By Boston Business Journal XL Hybrids conducted proof of concept research by adding its electric drive system to limosines earlier this year. Ashton said the companyâ¿¿s plan right along has been to target fleets of vans that travel at least 25,000 miles a year in urban areas, supporting businesses such as floral and consumer goods deliveries, and electricians. â¿¿We didnâ¿¿t see anyone designing hybrids for this specific market and in a cost effective way, and the keyword is cost effective,â¿ said Ashton. Ashton, who said the company has brought in $3.8 million in angel investment and from the Massachusetts Green Energy Fund, reported that the purchase price for the conversion kit would be under $8,000. However, the companyâ¿¿s business model calls for it to develop the technology, and then to partner with manufacturers and with companies â¿¿ known as upfitters â¿¿ that do the aftermarket equipment additions to fleets of vans. Ashton said that while most of the vans in the pilot project will be used vehicles, the commercial goal is to have the technology installed on new vehicles.

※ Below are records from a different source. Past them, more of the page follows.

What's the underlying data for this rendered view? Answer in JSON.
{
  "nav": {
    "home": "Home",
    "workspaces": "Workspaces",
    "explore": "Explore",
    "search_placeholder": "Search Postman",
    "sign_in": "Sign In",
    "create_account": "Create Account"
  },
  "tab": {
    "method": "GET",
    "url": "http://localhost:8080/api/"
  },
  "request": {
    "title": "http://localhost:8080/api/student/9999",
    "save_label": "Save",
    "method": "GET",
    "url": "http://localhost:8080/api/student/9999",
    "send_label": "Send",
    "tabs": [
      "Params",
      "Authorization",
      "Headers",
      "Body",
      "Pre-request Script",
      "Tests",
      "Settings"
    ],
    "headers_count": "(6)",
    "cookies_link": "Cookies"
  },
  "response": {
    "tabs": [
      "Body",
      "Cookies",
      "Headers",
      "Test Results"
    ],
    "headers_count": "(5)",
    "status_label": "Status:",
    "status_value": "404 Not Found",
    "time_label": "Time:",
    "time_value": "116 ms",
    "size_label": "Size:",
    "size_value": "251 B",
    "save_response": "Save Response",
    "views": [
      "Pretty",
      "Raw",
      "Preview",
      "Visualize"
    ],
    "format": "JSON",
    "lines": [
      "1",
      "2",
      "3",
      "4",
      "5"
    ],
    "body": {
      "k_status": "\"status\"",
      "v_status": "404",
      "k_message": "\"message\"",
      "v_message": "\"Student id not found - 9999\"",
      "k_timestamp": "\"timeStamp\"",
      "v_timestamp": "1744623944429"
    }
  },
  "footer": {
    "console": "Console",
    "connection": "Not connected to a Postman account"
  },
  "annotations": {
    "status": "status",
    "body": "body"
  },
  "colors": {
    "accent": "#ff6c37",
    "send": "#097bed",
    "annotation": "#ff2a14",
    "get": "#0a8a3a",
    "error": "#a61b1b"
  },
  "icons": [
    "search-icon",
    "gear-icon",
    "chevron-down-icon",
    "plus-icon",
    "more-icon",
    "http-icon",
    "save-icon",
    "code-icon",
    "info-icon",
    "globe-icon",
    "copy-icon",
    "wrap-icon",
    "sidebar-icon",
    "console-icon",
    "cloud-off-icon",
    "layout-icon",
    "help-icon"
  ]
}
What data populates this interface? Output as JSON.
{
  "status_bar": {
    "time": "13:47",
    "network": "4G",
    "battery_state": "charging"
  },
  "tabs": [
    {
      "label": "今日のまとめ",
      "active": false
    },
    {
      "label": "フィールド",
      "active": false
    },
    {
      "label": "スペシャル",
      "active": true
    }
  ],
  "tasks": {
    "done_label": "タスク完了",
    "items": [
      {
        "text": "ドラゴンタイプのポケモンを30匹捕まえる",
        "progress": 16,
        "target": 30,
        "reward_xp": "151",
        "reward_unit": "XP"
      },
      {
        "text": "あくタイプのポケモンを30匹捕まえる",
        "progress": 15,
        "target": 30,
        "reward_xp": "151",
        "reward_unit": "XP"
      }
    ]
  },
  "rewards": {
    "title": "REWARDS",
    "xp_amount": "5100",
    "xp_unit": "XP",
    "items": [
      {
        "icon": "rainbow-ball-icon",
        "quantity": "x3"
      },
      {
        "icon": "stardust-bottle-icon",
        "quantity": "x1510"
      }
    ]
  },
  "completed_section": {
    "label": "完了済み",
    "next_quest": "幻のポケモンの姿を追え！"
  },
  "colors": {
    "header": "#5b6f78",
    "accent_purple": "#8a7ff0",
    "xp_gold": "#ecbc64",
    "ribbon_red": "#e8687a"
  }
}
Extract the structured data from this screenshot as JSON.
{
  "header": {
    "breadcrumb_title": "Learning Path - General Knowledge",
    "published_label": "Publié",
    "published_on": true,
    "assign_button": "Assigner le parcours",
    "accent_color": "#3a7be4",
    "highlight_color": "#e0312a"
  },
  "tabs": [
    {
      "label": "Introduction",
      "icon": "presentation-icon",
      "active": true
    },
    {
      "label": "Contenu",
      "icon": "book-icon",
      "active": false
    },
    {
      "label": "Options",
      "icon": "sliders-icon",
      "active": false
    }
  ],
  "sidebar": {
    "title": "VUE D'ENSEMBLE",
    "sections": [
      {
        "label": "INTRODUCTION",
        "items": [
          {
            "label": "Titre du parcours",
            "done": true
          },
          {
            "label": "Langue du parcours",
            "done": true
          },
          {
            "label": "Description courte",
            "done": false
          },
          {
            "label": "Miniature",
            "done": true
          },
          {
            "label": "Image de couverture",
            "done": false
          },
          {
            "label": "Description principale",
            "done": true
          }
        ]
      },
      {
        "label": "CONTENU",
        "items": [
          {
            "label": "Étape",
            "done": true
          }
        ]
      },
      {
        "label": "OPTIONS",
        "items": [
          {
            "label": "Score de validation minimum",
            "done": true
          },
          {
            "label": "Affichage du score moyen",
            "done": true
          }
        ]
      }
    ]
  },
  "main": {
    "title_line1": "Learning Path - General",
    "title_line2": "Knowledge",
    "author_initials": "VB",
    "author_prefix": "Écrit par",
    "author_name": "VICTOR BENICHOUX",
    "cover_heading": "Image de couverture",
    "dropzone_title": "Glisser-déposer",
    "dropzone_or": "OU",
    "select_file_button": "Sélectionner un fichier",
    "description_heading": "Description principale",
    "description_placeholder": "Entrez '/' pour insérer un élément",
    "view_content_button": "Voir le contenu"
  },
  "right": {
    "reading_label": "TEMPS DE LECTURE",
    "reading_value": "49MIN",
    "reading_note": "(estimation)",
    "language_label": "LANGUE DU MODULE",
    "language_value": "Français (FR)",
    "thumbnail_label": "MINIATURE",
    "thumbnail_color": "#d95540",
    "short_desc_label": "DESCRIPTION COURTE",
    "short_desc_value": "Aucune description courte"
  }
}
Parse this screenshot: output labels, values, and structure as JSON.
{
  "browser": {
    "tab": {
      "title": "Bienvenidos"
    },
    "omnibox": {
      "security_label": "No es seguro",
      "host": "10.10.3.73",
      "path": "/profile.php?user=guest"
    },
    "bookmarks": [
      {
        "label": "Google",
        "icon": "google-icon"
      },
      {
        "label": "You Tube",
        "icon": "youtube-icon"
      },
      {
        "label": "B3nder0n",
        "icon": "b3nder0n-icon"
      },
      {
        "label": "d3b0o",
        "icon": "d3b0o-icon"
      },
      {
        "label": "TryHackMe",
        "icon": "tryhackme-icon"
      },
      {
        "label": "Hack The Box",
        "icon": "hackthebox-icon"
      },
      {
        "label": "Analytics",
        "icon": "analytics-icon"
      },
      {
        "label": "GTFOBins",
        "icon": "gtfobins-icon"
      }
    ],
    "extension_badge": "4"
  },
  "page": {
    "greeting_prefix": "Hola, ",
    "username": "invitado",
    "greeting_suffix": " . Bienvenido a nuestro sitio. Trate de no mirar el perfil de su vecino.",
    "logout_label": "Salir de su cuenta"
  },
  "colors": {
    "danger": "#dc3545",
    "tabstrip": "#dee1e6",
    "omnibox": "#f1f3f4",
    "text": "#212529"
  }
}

Ashton said that XL Hybrids is initially targeting GM 2500 series gasoline powered vans such as the Chevy Express and the GMC Savana, and that the company doesnâ¿¿t see GM squashing their market with its own hybrids. He said GM hasnâ¿¿t targeted the smaller van market with hybrid technology, and that if it does XL Hybrids still will have the advantage of several years of market experience and a price edge.Copyright 2011 American City Business Journals http://www.bizjournals.com/boston/news/2011/10/17/xl-hybrids-preps-vans-for-pilot-program.html?ana=thestreet